*** WORKING DATA
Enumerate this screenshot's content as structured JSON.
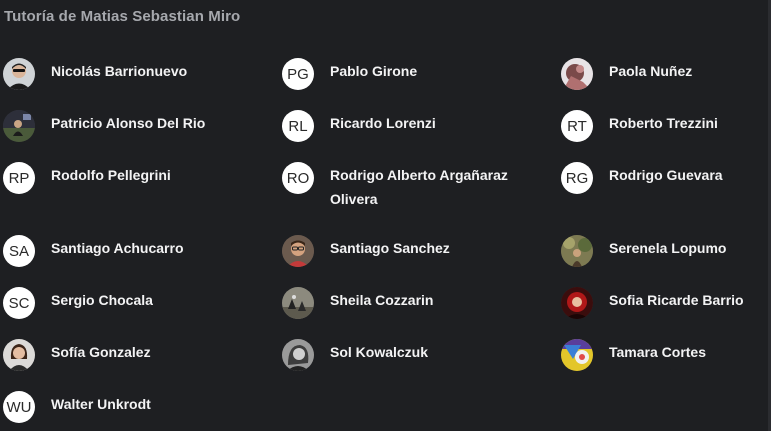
{
  "header": {
    "title": "Tutoría de Matias Sebastian Miro"
  },
  "members": [
    {
      "name": "Nicolás Barrionuevo",
      "initials": "",
      "avatar": "photo"
    },
    {
      "name": "Pablo Girone",
      "initials": "PG",
      "avatar": "initials"
    },
    {
      "name": "Paola Nuñez",
      "initials": "",
      "avatar": "photo"
    },
    {
      "name": "Patricio Alonso Del Rio",
      "initials": "",
      "avatar": "photo"
    },
    {
      "name": "Ricardo Lorenzi",
      "initials": "RL",
      "avatar": "initials"
    },
    {
      "name": "Roberto Trezzini",
      "initials": "RT",
      "avatar": "initials"
    },
    {
      "name": "Rodolfo Pellegrini",
      "initials": "RP",
      "avatar": "initials"
    },
    {
      "name": "Rodrigo Alberto Argañaraz Olivera",
      "initials": "RO",
      "avatar": "initials"
    },
    {
      "name": "Rodrigo Guevara",
      "initials": "RG",
      "avatar": "initials"
    },
    {
      "name": "Santiago Achucarro",
      "initials": "SA",
      "avatar": "initials"
    },
    {
      "name": "Santiago Sanchez",
      "initials": "",
      "avatar": "photo"
    },
    {
      "name": "Serenela Lopumo",
      "initials": "",
      "avatar": "photo"
    },
    {
      "name": "Sergio Chocala",
      "initials": "SC",
      "avatar": "initials"
    },
    {
      "name": "Sheila Cozzarin",
      "initials": "",
      "avatar": "photo"
    },
    {
      "name": "Sofia Ricarde Barrio",
      "initials": "",
      "avatar": "photo"
    },
    {
      "name": "Sofía Gonzalez",
      "initials": "",
      "avatar": "photo"
    },
    {
      "name": "Sol Kowalczuk",
      "initials": "",
      "avatar": "photo"
    },
    {
      "name": "Tamara Cortes",
      "initials": "",
      "avatar": "photo"
    },
    {
      "name": "Walter Unkrodt",
      "initials": "WU",
      "avatar": "initials"
    }
  ],
  "colors": {
    "background": "#1e1f22",
    "title": "#a6a8ad",
    "name": "#f3f3f4",
    "avatar_bg": "#ffffff"
  }
}
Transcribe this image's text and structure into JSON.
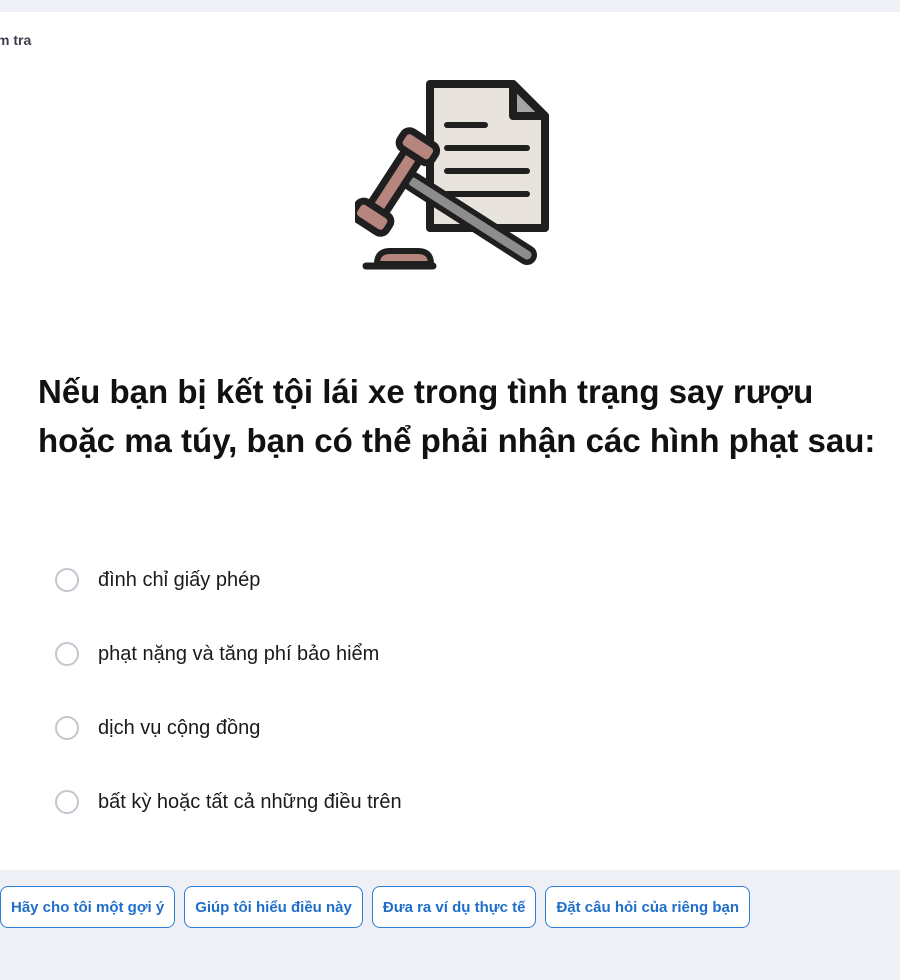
{
  "breadcrumb": "m tra",
  "illustration": {
    "icon": "gavel-document-icon",
    "colors": {
      "outline": "#1f1f1f",
      "paper": "#e8e3dc",
      "gavel_head": "#b5857e",
      "handle": "#8d8d8d"
    }
  },
  "question": "Nếu bạn bị kết tội lái xe trong tình trạng say rượu hoặc ma túy, bạn có thể phải nhận các hình phạt sau:",
  "options": [
    {
      "label": "đình chỉ giấy phép"
    },
    {
      "label": "phạt nặng và tăng phí bảo hiểm"
    },
    {
      "label": "dịch vụ cộng đồng"
    },
    {
      "label": "bất kỳ hoặc tất cả những điều trên"
    }
  ],
  "suggestions": [
    {
      "label": "Hãy cho tôi một gợi ý"
    },
    {
      "label": "Giúp tôi hiểu điều này"
    },
    {
      "label": "Đưa ra ví dụ thực tế"
    },
    {
      "label": "Đặt câu hỏi của riêng bạn"
    }
  ],
  "colors": {
    "page_bg": "#eef0f6",
    "card_bg": "#ffffff",
    "accent": "#1f6fc9",
    "radio_border": "#c4c6d0"
  }
}
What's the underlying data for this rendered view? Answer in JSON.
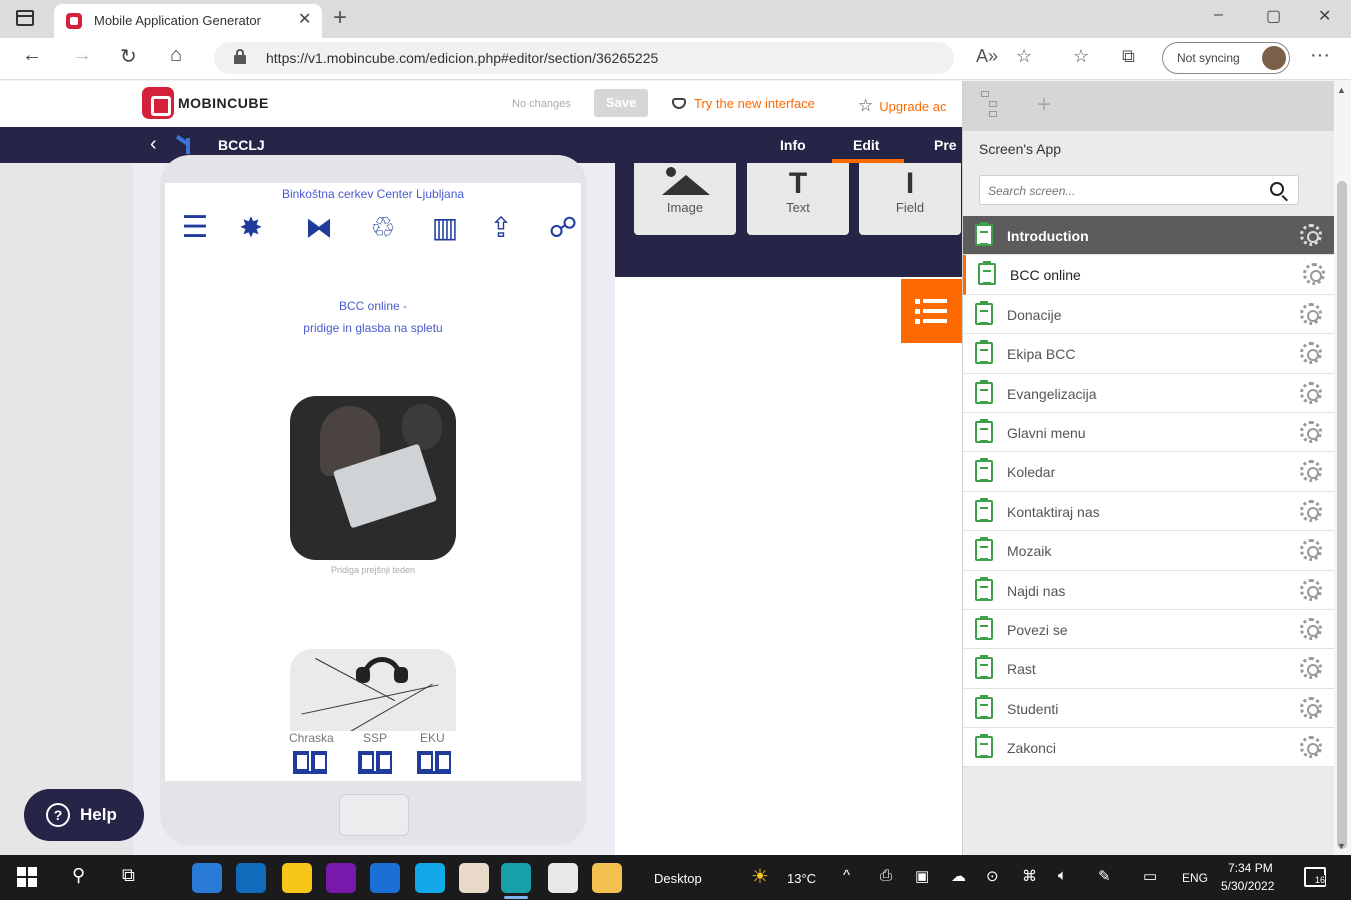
{
  "browser": {
    "tab_title": "Mobile Application Generator",
    "tab_close": "✕",
    "new_tab": "+",
    "url": "https://v1.mobincube.com/edicion.php#editor/section/36265225",
    "sync_label": "Not syncing",
    "minimize": "–",
    "maximize": "▢",
    "close": "✕",
    "back": "←",
    "forward": "→",
    "refresh": "↻",
    "home": "⌂",
    "read_aloud": "A»",
    "favorites_add": "☆",
    "favorites": "☆",
    "collections": "⧉",
    "more": "···"
  },
  "app_header": {
    "logo_text": "MOBINCUBE",
    "status": "No changes",
    "save_label": "Save",
    "try_new_interface": "Try the new interface",
    "upgrade": "Upgrade ac"
  },
  "navbar": {
    "back": "‹",
    "app_name": "BCCLJ",
    "tabs": [
      "Info",
      "Edit",
      "Pre"
    ]
  },
  "components": [
    {
      "label": "Image",
      "icon": "image-icon"
    },
    {
      "label": "Text",
      "icon": "text-icon",
      "glyph": "T"
    },
    {
      "label": "Field",
      "icon": "field-icon",
      "glyph": "I"
    }
  ],
  "phone": {
    "church_title": "Binkoštna cerkev Center Ljubljana",
    "intro_line1": "BCC online -",
    "intro_line2": "pridige in glasba na spletu",
    "photo_caption": "Pridiga prejšnji teden",
    "icons": [
      "list-icon",
      "gear-badge-icon",
      "network-icon",
      "donate-icon",
      "book-icon",
      "share-icon",
      "collab-icon"
    ],
    "icon_glyphs": [
      "☰",
      "✸",
      "⧓",
      "♲",
      "▥",
      "⇪",
      "☍"
    ],
    "book_labels": [
      "Chraska",
      "SSP",
      "EKU"
    ]
  },
  "help": {
    "label": "Help",
    "icon_glyph": "?"
  },
  "sidebar": {
    "title": "Screen's App",
    "add": "+",
    "search_placeholder": "Search screen...",
    "screens": [
      {
        "label": "Introduction",
        "state": "active"
      },
      {
        "label": "BCC online",
        "state": "selected"
      },
      {
        "label": "Donacije",
        "state": ""
      },
      {
        "label": "Ekipa BCC",
        "state": ""
      },
      {
        "label": "Evangelizacija",
        "state": ""
      },
      {
        "label": "Glavni menu",
        "state": ""
      },
      {
        "label": "Koledar",
        "state": ""
      },
      {
        "label": "Kontaktiraj nas",
        "state": ""
      },
      {
        "label": "Mozaik",
        "state": ""
      },
      {
        "label": "Najdi nas",
        "state": ""
      },
      {
        "label": "Povezi se",
        "state": ""
      },
      {
        "label": "Rast",
        "state": ""
      },
      {
        "label": "Studenti",
        "state": ""
      },
      {
        "label": "Zakonci",
        "state": ""
      }
    ],
    "scroll_up": "▲",
    "scroll_down": "▼"
  },
  "taskbar": {
    "desktop_label": "Desktop",
    "temperature": "13°C",
    "language": "ENG",
    "time": "7:34 PM",
    "date": "5/30/2022",
    "notifications": "16",
    "search_glyph": "⚲",
    "taskview_glyph": "⧉",
    "sys_glyphs": [
      "^",
      "⎙",
      "▣",
      "☁",
      "⊙",
      "⌘",
      "🔈︎",
      "✎",
      "▭"
    ],
    "apps": [
      {
        "name": "mail-app",
        "color": "#2a7bd6"
      },
      {
        "name": "outlook-app",
        "color": "#0f6cbd"
      },
      {
        "name": "sticky-notes-app",
        "color": "#f5c518"
      },
      {
        "name": "onenote-app",
        "color": "#7719aa"
      },
      {
        "name": "trello-app",
        "color": "#1d6fd8"
      },
      {
        "name": "skype-app",
        "color": "#10a8e6"
      },
      {
        "name": "office-app",
        "color": "#e8d9c8"
      },
      {
        "name": "edge-app",
        "color": "#17a0a8"
      },
      {
        "name": "calendar-app",
        "color": "#e8e8e8"
      },
      {
        "name": "file-explorer-app",
        "color": "#f2c14e"
      }
    ]
  }
}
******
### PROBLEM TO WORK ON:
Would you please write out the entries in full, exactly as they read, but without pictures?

### ANSWER:
Enumerate this screenshot's content as structured JSON.
{
  "header": {
    "title": "Tutoría de Matias Sebastian Miro"
  },
  "members": [
    {
      "name": "Nicolás Barrionuevo",
      "initials": "",
      "avatar": "photo"
    },
    {
      "name": "Pablo Girone",
      "initials": "PG",
      "avatar": "initials"
    },
    {
      "name": "Paola Nuñez",
      "initials": "",
      "avatar": "photo"
    },
    {
      "name": "Patricio Alonso Del Rio",
      "initials": "",
      "avatar": "photo"
    },
    {
      "name": "Ricardo Lorenzi",
      "initials": "RL",
      "avatar": "initials"
    },
    {
      "name": "Roberto Trezzini",
      "initials": "RT",
      "avatar": "initials"
    },
    {
      "name": "Rodolfo Pellegrini",
      "initials": "RP",
      "avatar": "initials"
    },
    {
      "name": "Rodrigo Alberto Argañaraz Olivera",
      "initials": "RO",
      "avatar": "initials"
    },
    {
      "name": "Rodrigo Guevara",
      "initials": "RG",
      "avatar": "initials"
    },
    {
      "name": "Santiago Achucarro",
      "initials": "SA",
      "avatar": "initials"
    },
    {
      "name": "Santiago Sanchez",
      "initials": "",
      "avatar": "photo"
    },
    {
      "name": "Serenela Lopumo",
      "initials": "",
      "avatar": "photo"
    },
    {
      "name": "Sergio Chocala",
      "initials": "SC",
      "avatar": "initials"
    },
    {
      "name": "Sheila Cozzarin",
      "initials": "",
      "avatar": "photo"
    },
    {
      "name": "Sofia Ricarde Barrio",
      "initials": "",
      "avatar": "photo"
    },
    {
      "name": "Sofía Gonzalez",
      "initials": "",
      "avatar": "photo"
    },
    {
      "name": "Sol Kowalczuk",
      "initials": "",
      "avatar": "photo"
    },
    {
      "name": "Tamara Cortes",
      "initials": "",
      "avatar": "photo"
    },
    {
      "name": "Walter Unkrodt",
      "initials": "WU",
      "avatar": "initials"
    }
  ],
  "colors": {
    "background": "#1e1f22",
    "title": "#a6a8ad",
    "name": "#f3f3f4",
    "avatar_bg": "#ffffff"
  }
}
Transcribe this image's text and structure into JSON.
{
  "breadcrumb": "m tra",
  "illustration": {
    "icon": "gavel-document-icon",
    "colors": {
      "outline": "#1f1f1f",
      "paper": "#e8e3dc",
      "gavel_head": "#b5857e",
      "handle": "#8d8d8d"
    }
  },
  "question": "Nếu bạn bị kết tội lái xe trong tình trạng say rượu hoặc ma túy, bạn có thể phải nhận các hình phạt sau:",
  "options": [
    {
      "label": "đình chỉ giấy phép"
    },
    {
      "label": "phạt nặng và tăng phí bảo hiểm"
    },
    {
      "label": "dịch vụ cộng đồng"
    },
    {
      "label": "bất kỳ hoặc tất cả những điều trên"
    }
  ],
  "suggestions": [
    {
      "label": "Hãy cho tôi một gợi ý"
    },
    {
      "label": "Giúp tôi hiểu điều này"
    },
    {
      "label": "Đưa ra ví dụ thực tế"
    },
    {
      "label": "Đặt câu hỏi của riêng bạn"
    }
  ],
  "colors": {
    "page_bg": "#eef0f6",
    "card_bg": "#ffffff",
    "accent": "#1f6fc9",
    "radio_border": "#c4c6d0"
  }
}
What's the underlying data for this rendered view? Answer in JSON.
{
  "browser": {
    "tab_title": "Mobile Application Generator",
    "tab_close": "✕",
    "new_tab": "+",
    "url": "https://v1.mobincube.com/edicion.php#editor/section/36265225",
    "sync_label": "Not syncing",
    "minimize": "–",
    "maximize": "▢",
    "close": "✕",
    "back": "←",
    "forward": "→",
    "refresh": "↻",
    "home": "⌂",
    "read_aloud": "A»",
    "favorites_add": "☆",
    "favorites": "☆",
    "collections": "⧉",
    "more": "···"
  },
  "app_header": {
    "logo_text": "MOBINCUBE",
    "status": "No changes",
    "save_label": "Save",
    "try_new_interface": "Try the new interface",
    "upgrade": "Upgrade ac"
  },
  "navbar": {
    "back": "‹",
    "app_name": "BCCLJ",
    "tabs": [
      "Info",
      "Edit",
      "Pre"
    ]
  },
  "components": [
    {
      "label": "Image",
      "icon": "image-icon"
    },
    {
      "label": "Text",
      "icon": "text-icon",
      "glyph": "T"
    },
    {
      "label": "Field",
      "icon": "field-icon",
      "glyph": "I"
    }
  ],
  "phone": {
    "church_title": "Binkoštna cerkev Center Ljubljana",
    "intro_line1": "BCC online -",
    "intro_line2": "pridige in glasba na spletu",
    "photo_caption": "Pridiga prejšnji teden",
    "icons": [
      "list-icon",
      "gear-badge-icon",
      "network-icon",
      "donate-icon",
      "book-icon",
      "share-icon",
      "collab-icon"
    ],
    "icon_glyphs": [
      "☰",
      "✸",
      "⧓",
      "♲",
      "▥",
      "⇪",
      "☍"
    ],
    "book_labels": [
      "Chraska",
      "SSP",
      "EKU"
    ]
  },
  "help": {
    "label": "Help",
    "icon_glyph": "?"
  },
  "sidebar": {
    "title": "Screen's App",
    "add": "+",
    "search_placeholder": "Search screen...",
    "screens": [
      {
        "label": "Introduction",
        "state": "active"
      },
      {
        "label": "BCC online",
        "state": "selected"
      },
      {
        "label": "Donacije",
        "state": ""
      },
      {
        "label": "Ekipa BCC",
        "state": ""
      },
      {
        "label": "Evangelizacija",
        "state": ""
      },
      {
        "label": "Glavni menu",
        "state": ""
      },
      {
        "label": "Koledar",
        "state": ""
      },
      {
        "label": "Kontaktiraj nas",
        "state": ""
      },
      {
        "label": "Mozaik",
        "state": ""
      },
      {
        "label": "Najdi nas",
        "state": ""
      },
      {
        "label": "Povezi se",
        "state": ""
      },
      {
        "label": "Rast",
        "state": ""
      },
      {
        "label": "Studenti",
        "state": ""
      },
      {
        "label": "Zakonci",
        "state": ""
      }
    ],
    "scroll_up": "▲",
    "scroll_down": "▼"
  },
  "taskbar": {
    "desktop_label": "Desktop",
    "temperature": "13°C",
    "language": "ENG",
    "time": "7:34 PM",
    "date": "5/30/2022",
    "notifications": "16",
    "search_glyph": "⚲",
    "taskview_glyph": "⧉",
    "sys_glyphs": [
      "^",
      "⎙",
      "▣",
      "☁",
      "⊙",
      "⌘",
      "🔈︎",
      "✎",
      "▭"
    ],
    "apps": [
      {
        "name": "mail-app",
        "color": "#2a7bd6"
      },
      {
        "name": "outlook-app",
        "color": "#0f6cbd"
      },
      {
        "name": "sticky-notes-app",
        "color": "#f5c518"
      },
      {
        "name": "onenote-app",
        "color": "#7719aa"
      },
      {
        "name": "trello-app",
        "color": "#1d6fd8"
      },
      {
        "name": "skype-app",
        "color": "#10a8e6"
      },
      {
        "name": "office-app",
        "color": "#e8d9c8"
      },
      {
        "name": "edge-app",
        "color": "#17a0a8"
      },
      {
        "name": "calendar-app",
        "color": "#e8e8e8"
      },
      {
        "name": "file-explorer-app",
        "color": "#f2c14e"
      }
    ]
  }
}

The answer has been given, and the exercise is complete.